■ **PROBLEM DETAILS**:
Count every line in the records below that contains the string "reikninga". Report that number alone.

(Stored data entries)

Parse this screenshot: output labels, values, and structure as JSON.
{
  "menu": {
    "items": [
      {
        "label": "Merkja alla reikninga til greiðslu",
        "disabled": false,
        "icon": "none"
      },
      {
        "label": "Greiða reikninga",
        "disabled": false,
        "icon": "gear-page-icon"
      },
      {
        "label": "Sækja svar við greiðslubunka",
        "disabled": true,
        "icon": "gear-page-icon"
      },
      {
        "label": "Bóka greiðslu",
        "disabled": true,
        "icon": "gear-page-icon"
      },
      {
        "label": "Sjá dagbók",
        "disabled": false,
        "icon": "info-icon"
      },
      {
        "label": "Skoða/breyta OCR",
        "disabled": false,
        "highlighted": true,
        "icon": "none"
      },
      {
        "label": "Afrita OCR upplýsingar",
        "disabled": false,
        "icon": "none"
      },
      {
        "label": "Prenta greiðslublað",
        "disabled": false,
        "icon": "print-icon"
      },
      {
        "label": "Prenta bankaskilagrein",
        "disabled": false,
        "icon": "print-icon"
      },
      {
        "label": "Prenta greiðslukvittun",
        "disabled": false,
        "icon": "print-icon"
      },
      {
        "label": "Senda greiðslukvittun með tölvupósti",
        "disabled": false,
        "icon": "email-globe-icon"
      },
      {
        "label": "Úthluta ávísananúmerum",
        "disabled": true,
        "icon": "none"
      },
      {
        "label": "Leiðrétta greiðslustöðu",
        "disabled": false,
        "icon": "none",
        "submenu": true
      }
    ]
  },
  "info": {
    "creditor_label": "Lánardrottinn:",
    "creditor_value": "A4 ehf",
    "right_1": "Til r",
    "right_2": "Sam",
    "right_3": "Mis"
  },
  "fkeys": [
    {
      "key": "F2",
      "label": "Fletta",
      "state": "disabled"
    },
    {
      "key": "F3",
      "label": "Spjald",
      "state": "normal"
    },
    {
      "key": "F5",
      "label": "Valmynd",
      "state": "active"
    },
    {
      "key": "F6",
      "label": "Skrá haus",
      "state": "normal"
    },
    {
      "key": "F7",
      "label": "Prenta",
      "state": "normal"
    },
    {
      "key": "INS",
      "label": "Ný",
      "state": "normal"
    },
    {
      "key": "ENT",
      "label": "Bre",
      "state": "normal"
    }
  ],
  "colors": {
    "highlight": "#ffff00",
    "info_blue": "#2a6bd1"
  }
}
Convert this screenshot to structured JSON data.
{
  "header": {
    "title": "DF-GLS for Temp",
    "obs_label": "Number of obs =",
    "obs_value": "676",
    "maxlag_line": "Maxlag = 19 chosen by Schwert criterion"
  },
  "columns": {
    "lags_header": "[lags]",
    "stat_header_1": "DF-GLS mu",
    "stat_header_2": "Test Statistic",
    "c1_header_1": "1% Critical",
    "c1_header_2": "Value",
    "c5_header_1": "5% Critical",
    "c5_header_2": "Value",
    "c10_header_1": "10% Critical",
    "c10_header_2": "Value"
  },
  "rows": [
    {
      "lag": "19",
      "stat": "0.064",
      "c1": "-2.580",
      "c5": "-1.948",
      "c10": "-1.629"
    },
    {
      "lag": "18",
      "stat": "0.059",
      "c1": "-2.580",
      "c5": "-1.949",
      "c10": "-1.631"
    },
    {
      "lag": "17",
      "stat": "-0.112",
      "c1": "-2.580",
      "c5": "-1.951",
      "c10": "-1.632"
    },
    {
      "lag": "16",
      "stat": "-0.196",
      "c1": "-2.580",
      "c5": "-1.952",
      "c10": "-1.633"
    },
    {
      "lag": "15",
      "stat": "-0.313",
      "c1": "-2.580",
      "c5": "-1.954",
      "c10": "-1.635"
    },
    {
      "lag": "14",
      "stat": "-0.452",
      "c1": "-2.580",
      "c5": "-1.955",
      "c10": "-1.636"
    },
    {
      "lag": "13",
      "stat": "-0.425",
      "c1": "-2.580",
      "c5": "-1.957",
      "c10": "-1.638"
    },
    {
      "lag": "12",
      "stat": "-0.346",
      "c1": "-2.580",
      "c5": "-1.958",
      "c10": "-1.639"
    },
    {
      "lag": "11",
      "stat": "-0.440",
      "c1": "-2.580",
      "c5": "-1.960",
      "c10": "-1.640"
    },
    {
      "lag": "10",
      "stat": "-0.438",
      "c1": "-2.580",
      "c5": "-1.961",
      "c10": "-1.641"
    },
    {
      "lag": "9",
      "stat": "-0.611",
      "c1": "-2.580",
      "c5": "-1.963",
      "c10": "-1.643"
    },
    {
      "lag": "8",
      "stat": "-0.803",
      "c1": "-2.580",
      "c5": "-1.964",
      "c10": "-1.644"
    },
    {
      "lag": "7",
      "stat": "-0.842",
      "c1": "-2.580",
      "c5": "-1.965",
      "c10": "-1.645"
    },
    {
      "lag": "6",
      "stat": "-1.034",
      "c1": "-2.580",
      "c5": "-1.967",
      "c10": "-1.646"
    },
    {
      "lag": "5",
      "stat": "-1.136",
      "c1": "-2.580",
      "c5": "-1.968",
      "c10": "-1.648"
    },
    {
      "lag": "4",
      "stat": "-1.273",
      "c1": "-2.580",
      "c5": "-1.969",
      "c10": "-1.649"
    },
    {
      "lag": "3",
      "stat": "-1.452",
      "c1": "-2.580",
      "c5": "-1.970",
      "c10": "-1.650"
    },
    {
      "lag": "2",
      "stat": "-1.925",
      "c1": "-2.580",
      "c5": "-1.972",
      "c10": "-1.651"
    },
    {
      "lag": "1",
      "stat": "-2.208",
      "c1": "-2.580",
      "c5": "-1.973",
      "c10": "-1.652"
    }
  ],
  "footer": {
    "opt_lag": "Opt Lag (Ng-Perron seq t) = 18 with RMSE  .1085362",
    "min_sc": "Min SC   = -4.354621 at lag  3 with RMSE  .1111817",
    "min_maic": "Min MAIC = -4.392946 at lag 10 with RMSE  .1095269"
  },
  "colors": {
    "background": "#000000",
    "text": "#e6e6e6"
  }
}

■ **ANSWER AREA**:
2